Supplied entries:
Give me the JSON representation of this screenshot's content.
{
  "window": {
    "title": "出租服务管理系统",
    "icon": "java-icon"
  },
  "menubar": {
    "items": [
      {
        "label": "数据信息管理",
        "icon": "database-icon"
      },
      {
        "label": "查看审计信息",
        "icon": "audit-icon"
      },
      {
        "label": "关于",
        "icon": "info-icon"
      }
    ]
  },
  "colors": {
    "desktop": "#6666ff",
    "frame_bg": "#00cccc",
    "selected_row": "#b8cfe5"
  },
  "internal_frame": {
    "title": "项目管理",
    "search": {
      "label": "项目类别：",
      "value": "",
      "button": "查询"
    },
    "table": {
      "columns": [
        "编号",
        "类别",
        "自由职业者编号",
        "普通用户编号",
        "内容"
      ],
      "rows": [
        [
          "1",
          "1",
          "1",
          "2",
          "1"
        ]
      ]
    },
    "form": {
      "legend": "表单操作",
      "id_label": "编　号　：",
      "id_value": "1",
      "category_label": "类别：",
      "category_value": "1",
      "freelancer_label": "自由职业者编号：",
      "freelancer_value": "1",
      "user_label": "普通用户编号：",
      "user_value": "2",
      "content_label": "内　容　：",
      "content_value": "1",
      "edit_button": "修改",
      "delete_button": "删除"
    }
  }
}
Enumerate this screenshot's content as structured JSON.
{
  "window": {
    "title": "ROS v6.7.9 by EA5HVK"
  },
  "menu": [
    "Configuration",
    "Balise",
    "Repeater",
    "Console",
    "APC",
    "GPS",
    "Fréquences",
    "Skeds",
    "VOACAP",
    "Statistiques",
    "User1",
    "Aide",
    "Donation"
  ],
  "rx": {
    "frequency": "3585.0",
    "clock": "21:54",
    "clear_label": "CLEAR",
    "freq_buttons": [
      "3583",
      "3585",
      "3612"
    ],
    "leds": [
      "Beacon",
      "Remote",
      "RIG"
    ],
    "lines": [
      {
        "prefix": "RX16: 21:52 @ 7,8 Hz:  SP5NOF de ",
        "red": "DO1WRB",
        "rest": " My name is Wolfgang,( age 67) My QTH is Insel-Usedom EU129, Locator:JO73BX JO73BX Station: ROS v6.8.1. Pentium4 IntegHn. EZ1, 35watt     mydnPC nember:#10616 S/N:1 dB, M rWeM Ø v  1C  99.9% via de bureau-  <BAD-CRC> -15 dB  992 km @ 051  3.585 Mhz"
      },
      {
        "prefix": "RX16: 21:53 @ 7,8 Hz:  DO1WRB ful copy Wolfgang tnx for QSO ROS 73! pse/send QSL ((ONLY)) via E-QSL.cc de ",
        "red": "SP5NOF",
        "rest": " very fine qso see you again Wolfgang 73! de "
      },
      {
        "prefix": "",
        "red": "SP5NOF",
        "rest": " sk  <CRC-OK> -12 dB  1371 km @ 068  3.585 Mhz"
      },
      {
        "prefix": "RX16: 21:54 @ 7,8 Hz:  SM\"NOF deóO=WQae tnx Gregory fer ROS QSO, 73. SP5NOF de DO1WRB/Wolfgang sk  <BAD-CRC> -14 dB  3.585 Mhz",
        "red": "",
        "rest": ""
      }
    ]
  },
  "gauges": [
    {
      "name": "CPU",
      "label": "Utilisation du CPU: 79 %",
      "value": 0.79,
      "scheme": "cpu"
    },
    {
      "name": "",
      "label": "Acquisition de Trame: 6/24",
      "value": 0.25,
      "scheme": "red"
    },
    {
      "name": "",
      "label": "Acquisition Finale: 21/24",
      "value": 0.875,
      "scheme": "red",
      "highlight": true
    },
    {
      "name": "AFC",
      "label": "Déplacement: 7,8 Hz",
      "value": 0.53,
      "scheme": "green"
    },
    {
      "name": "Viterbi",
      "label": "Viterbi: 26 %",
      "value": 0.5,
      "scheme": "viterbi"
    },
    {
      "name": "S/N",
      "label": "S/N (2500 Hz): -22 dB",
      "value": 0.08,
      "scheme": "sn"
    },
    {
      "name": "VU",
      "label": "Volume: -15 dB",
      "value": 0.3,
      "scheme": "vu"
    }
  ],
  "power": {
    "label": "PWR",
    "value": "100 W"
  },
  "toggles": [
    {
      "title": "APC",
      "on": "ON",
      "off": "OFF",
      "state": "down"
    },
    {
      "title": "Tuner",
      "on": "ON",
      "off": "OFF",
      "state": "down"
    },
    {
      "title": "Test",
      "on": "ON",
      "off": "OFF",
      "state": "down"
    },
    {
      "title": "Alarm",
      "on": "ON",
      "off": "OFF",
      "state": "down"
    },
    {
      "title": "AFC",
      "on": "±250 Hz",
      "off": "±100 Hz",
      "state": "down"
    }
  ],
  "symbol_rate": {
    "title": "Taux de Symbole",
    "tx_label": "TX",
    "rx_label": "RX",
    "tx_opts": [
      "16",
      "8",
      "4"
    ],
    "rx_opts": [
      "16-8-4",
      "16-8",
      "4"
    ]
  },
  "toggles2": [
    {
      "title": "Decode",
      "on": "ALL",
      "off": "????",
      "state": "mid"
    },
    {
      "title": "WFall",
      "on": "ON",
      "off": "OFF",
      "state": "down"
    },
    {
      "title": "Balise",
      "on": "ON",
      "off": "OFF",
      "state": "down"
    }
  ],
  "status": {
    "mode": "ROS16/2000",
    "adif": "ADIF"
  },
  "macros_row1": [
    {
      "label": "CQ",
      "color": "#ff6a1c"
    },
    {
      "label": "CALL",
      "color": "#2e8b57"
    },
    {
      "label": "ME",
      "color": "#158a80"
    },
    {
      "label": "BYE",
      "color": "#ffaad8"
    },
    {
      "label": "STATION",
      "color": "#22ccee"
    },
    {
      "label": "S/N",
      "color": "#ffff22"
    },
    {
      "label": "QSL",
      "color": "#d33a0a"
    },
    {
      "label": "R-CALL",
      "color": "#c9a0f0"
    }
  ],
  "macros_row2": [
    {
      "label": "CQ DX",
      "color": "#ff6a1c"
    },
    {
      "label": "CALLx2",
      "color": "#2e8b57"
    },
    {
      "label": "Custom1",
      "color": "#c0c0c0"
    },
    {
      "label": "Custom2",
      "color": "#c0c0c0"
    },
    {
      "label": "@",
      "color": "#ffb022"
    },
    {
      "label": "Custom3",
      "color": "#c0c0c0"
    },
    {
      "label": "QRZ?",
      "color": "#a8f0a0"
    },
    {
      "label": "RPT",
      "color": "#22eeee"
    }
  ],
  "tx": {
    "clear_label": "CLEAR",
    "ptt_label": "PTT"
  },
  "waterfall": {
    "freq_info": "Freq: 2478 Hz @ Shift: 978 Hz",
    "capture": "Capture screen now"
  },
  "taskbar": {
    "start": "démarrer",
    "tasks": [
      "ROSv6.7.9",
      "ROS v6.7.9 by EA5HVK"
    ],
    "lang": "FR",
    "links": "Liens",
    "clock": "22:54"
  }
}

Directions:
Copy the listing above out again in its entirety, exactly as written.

Output of the task:
Give me the JSON representation of this screenshot's content.
{
  "window": {
    "title": "出租服务管理系统",
    "icon": "java-icon"
  },
  "menubar": {
    "items": [
      {
        "label": "数据信息管理",
        "icon": "database-icon"
      },
      {
        "label": "查看审计信息",
        "icon": "audit-icon"
      },
      {
        "label": "关于",
        "icon": "info-icon"
      }
    ]
  },
  "colors": {
    "desktop": "#6666ff",
    "frame_bg": "#00cccc",
    "selected_row": "#b8cfe5"
  },
  "internal_frame": {
    "title": "项目管理",
    "search": {
      "label": "项目类别：",
      "value": "",
      "button": "查询"
    },
    "table": {
      "columns": [
        "编号",
        "类别",
        "自由职业者编号",
        "普通用户编号",
        "内容"
      ],
      "rows": [
        [
          "1",
          "1",
          "1",
          "2",
          "1"
        ]
      ]
    },
    "form": {
      "legend": "表单操作",
      "id_label": "编　号　：",
      "id_value": "1",
      "category_label": "类别：",
      "category_value": "1",
      "freelancer_label": "自由职业者编号：",
      "freelancer_value": "1",
      "user_label": "普通用户编号：",
      "user_value": "2",
      "content_label": "内　容　：",
      "content_value": "1",
      "edit_button": "修改",
      "delete_button": "删除"
    }
  }
}
Enumerate this screenshot's content as structured JSON.
{
  "window": {
    "title": "ROS v6.7.9 by EA5HVK"
  },
  "menu": [
    "Configuration",
    "Balise",
    "Repeater",
    "Console",
    "APC",
    "GPS",
    "Fréquences",
    "Skeds",
    "VOACAP",
    "Statistiques",
    "User1",
    "Aide",
    "Donation"
  ],
  "rx": {
    "frequency": "3585.0",
    "clock": "21:54",
    "clear_label": "CLEAR",
    "freq_buttons": [
      "3583",
      "3585",
      "3612"
    ],
    "leds": [
      "Beacon",
      "Remote",
      "RIG"
    ],
    "lines": [
      {
        "prefix": "RX16: 21:52 @ 7,8 Hz:  SP5NOF de ",
        "red": "DO1WRB",
        "rest": " My name is Wolfgang,( age 67) My QTH is Insel-Usedom EU129, Locator:JO73BX JO73BX Station: ROS v6.8.1. Pentium4 IntegHn. EZ1, 35watt     mydnPC nember:#10616 S/N:1 dB, M rWeM Ø v  1C  99.9% via de bureau-  <BAD-CRC> -15 dB  992 km @ 051  3.585 Mhz"
      },
      {
        "prefix": "RX16: 21:53 @ 7,8 Hz:  DO1WRB ful copy Wolfgang tnx for QSO ROS 73! pse/send QSL ((ONLY)) via E-QSL.cc de ",
        "red": "SP5NOF",
        "rest": " very fine qso see you again Wolfgang 73! de "
      },
      {
        "prefix": "",
        "red": "SP5NOF",
        "rest": " sk  <CRC-OK> -12 dB  1371 km @ 068  3.585 Mhz"
      },
      {
        "prefix": "RX16: 21:54 @ 7,8 Hz:  SM\"NOF deóO=WQae tnx Gregory fer ROS QSO, 73. SP5NOF de DO1WRB/Wolfgang sk  <BAD-CRC> -14 dB  3.585 Mhz",
        "red": "",
        "rest": ""
      }
    ]
  },
  "gauges": [
    {
      "name": "CPU",
      "label": "Utilisation du CPU: 79 %",
      "value": 0.79,
      "scheme": "cpu"
    },
    {
      "name": "",
      "label": "Acquisition de Trame: 6/24",
      "value": 0.25,
      "scheme": "red"
    },
    {
      "name": "",
      "label": "Acquisition Finale: 21/24",
      "value": 0.875,
      "scheme": "red",
      "highlight": true
    },
    {
      "name": "AFC",
      "label": "Déplacement: 7,8 Hz",
      "value": 0.53,
      "scheme": "green"
    },
    {
      "name": "Viterbi",
      "label": "Viterbi: 26 %",
      "value": 0.5,
      "scheme": "viterbi"
    },
    {
      "name": "S/N",
      "label": "S/N (2500 Hz): -22 dB",
      "value": 0.08,
      "scheme": "sn"
    },
    {
      "name": "VU",
      "label": "Volume: -15 dB",
      "value": 0.3,
      "scheme": "vu"
    }
  ],
  "power": {
    "label": "PWR",
    "value": "100 W"
  },
  "toggles": [
    {
      "title": "APC",
      "on": "ON",
      "off": "OFF",
      "state": "down"
    },
    {
      "title": "Tuner",
      "on": "ON",
      "off": "OFF",
      "state": "down"
    },
    {
      "title": "Test",
      "on": "ON",
      "off": "OFF",
      "state": "down"
    },
    {
      "title": "Alarm",
      "on": "ON",
      "off": "OFF",
      "state": "down"
    },
    {
      "title": "AFC",
      "on": "±250 Hz",
      "off": "±100 Hz",
      "state": "down"
    }
  ],
  "symbol_rate": {
    "title": "Taux de Symbole",
    "tx_label": "TX",
    "rx_label": "RX",
    "tx_opts": [
      "16",
      "8",
      "4"
    ],
    "rx_opts": [
      "16-8-4",
      "16-8",
      "4"
    ]
  },
  "toggles2": [
    {
      "title": "Decode",
      "on": "ALL",
      "off": "????",
      "state": "mid"
    },
    {
      "title": "WFall",
      "on": "ON",
      "off": "OFF",
      "state": "down"
    },
    {
      "title": "Balise",
      "on": "ON",
      "off": "OFF",
      "state": "down"
    }
  ],
  "status": {
    "mode": "ROS16/2000",
    "adif": "ADIF"
  },
  "macros_row1": [
    {
      "label": "CQ",
      "color": "#ff6a1c"
    },
    {
      "label": "CALL",
      "color": "#2e8b57"
    },
    {
      "label": "ME",
      "color": "#158a80"
    },
    {
      "label": "BYE",
      "color": "#ffaad8"
    },
    {
      "label": "STATION",
      "color": "#22ccee"
    },
    {
      "label": "S/N",
      "color": "#ffff22"
    },
    {
      "label": "QSL",
      "color": "#d33a0a"
    },
    {
      "label": "R-CALL",
      "color": "#c9a0f0"
    }
  ],
  "macros_row2": [
    {
      "label": "CQ DX",
      "color": "#ff6a1c"
    },
    {
      "label": "CALLx2",
      "color": "#2e8b57"
    },
    {
      "label": "Custom1",
      "color": "#c0c0c0"
    },
    {
      "label": "Custom2",
      "color": "#c0c0c0"
    },
    {
      "label": "@",
      "color": "#ffb022"
    },
    {
      "label": "Custom3",
      "color": "#c0c0c0"
    },
    {
      "label": "QRZ?",
      "color": "#a8f0a0"
    },
    {
      "label": "RPT",
      "color": "#22eeee"
    }
  ],
  "tx": {
    "clear_label": "CLEAR",
    "ptt_label": "PTT"
  },
  "waterfall": {
    "freq_info": "Freq: 2478 Hz @ Shift: 978 Hz",
    "capture": "Capture screen now"
  },
  "taskbar": {
    "start": "démarrer",
    "tasks": [
      "ROSv6.7.9",
      "ROS v6.7.9 by EA5HVK"
    ],
    "lang": "FR",
    "links": "Liens",
    "clock": "22:54"
  }
}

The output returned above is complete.